That's what i was trying to think of when oxfordvenus and i were discussing "fagged" vs. "knackered" and cultural misunderstandings.
Val was telling us about a Japanese translator who was translating a British book into Japanese and came upon the above sentence, spoken by a man to his wife one evening. The poor translator didn’t know what to do with that passage.
Martin Amis will forever make me think of Valentine Cunningham now.
At the beginning of the “Spreading Myths About Iron John” chapter of his book Fairy Tales as Myth, Myth as Fairy Tale, Jack Zipestalks about his immediate associations with the name Iron John and says things like "There was definitely something noble and heroic about the name Iron John" (96). In a footnote:
It is interesting to compare the associations of the British reviewer, Martin Amis: “Iron John runs into trouble—into outright catastrophe—with the first word of its title. I don’t know why I find this quite so funny (what’s wrong with me?); I don’t know why I still scream with laughter every time I think abut it. Is it the spectacle of Bly’s immediate self-defeat? or is it because the title itself so firmly establishes the impossibility of taking Iron John straight? Anyway, here’s the difficulty; iron is rhyming slang for ‘male homosexual’. Just as ginger (ginger beer) means ‘queer’, so, I’m afraid, iron (iron hoof) means ‘poof’.” “Return of the Male,” London Review of Books 13 (December 5, 1991): 3.One wonders if *anything* is safe to say if one has cockney rhyming slang as part of one’s framework.
Also, i boggled that in Women Who Run With The Wolves (Chapter 8: “Self-Preservation”), Clarissa Pinkola Estes claims Hans Christian Andersen’s “The Red Shoes” as a feminist tale. Okay, so she rewrites the beginning a bit, making Karen an orphan who sewed red shoes for herself because she was poor, and she was very proud of herself and happy with her shoes. (This shifts agency in a variety of interesting ways from the Andersen version.)
There is what I believe to be the remnants of an old women's teaching tale that explicates the plight of the starved and feral woman. It is variously known by names such as "The Devil's Dancing Shoes," "The Red-Hot Shoes of the Devil," and "The Red Shoes." Hans Christian Andersen wrote his rendition of this old tale and titled it with the latter name. Like a true raconteur, he surrounded the core of the story with much of his own ethnic wit and sensitivity.I don’t have Betsey’s hate on Andersen and actually think he has many wonderful powerful beautiful stories but um, Clarissa, what crack are you smoking?

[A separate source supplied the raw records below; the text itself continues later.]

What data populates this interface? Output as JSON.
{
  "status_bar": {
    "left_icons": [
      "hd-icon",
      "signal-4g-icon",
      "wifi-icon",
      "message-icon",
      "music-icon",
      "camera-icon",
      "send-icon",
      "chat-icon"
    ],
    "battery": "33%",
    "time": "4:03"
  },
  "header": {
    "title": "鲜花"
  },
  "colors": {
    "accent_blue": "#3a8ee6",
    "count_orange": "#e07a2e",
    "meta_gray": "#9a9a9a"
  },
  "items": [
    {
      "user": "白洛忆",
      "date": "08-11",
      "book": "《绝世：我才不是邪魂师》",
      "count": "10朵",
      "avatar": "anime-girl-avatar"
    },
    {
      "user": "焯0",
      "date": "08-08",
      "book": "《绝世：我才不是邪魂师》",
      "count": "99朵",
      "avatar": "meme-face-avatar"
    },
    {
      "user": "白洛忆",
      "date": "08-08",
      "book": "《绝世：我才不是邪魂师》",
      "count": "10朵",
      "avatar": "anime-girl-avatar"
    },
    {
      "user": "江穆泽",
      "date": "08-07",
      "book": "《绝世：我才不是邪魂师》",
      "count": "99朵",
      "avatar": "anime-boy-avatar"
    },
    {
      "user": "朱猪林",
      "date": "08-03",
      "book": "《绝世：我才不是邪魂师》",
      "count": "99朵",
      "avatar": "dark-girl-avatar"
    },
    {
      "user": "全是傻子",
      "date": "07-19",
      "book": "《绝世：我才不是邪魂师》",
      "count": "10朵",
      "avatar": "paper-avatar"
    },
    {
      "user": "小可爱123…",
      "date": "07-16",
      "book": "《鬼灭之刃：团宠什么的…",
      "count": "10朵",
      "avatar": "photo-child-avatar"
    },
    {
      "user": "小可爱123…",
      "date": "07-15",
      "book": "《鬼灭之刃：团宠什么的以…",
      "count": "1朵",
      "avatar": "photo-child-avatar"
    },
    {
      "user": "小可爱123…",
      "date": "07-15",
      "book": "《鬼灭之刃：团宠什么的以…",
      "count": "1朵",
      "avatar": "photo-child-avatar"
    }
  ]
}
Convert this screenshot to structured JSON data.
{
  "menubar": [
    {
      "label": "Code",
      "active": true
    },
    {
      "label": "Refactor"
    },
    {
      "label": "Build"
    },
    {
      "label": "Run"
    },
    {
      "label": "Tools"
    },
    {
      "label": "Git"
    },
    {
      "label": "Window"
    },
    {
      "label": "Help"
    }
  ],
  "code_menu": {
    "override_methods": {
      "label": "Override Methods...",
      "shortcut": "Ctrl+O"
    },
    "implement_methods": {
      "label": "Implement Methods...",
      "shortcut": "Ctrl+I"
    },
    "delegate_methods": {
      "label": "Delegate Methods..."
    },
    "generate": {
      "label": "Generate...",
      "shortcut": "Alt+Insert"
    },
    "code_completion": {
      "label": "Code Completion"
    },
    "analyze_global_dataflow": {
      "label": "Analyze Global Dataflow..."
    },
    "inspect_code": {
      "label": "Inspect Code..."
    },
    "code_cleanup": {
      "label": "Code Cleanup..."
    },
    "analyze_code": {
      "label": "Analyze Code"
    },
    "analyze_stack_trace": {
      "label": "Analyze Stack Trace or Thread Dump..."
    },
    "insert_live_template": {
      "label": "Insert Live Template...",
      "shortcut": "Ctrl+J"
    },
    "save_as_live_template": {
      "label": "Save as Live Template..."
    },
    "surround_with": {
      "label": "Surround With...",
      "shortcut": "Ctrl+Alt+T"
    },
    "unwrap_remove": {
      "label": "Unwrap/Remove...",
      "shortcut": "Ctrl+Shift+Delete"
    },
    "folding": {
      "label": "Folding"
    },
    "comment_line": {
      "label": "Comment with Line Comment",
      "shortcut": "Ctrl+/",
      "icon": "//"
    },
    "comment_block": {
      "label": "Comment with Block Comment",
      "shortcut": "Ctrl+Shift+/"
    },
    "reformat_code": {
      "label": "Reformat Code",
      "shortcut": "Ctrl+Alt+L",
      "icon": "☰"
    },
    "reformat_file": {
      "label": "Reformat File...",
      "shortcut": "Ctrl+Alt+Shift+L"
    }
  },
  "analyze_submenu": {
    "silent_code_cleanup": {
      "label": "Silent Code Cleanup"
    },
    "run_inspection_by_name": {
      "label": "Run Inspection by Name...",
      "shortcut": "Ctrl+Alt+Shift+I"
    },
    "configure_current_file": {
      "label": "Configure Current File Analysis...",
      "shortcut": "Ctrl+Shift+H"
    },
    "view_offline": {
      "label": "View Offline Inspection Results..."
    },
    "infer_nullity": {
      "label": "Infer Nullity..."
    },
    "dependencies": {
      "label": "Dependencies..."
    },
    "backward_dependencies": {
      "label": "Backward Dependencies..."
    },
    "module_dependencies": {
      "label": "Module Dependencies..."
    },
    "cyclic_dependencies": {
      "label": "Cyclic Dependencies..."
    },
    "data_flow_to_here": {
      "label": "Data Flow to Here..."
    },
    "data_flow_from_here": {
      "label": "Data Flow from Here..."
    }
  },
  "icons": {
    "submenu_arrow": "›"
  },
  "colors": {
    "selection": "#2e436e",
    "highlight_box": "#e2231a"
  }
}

The following is a Magyar-Germanic version of "The Red Shoes" that my aunt Tereza used to tell us when we were children, one that I use her with her blessing. In her artful way, she always began the tale by saying, "Look at your shoes, and be thankful they are plain . . . for one has to live very carefully if one's shoes are too red." (231)
The whole book obviously, is the “if we just got in touch with our inner natural wild essence that society has perverted, all would be good,” and Estes talks about “The Red Shoes” as a self-preservation tale because Karen’s “meaningful life” (i.e. the red shoes she made herself) is robbed from her by evil repressive society as represented by the Christian woman who adopts her, so Karen becomes starved and craves an unhealthy substitute in the fancy red shoes. So really the tale is about society crushing healthy independent self-sufficient spirits. I’ve gotta say, i’m impressed by Estes’ acrobatics.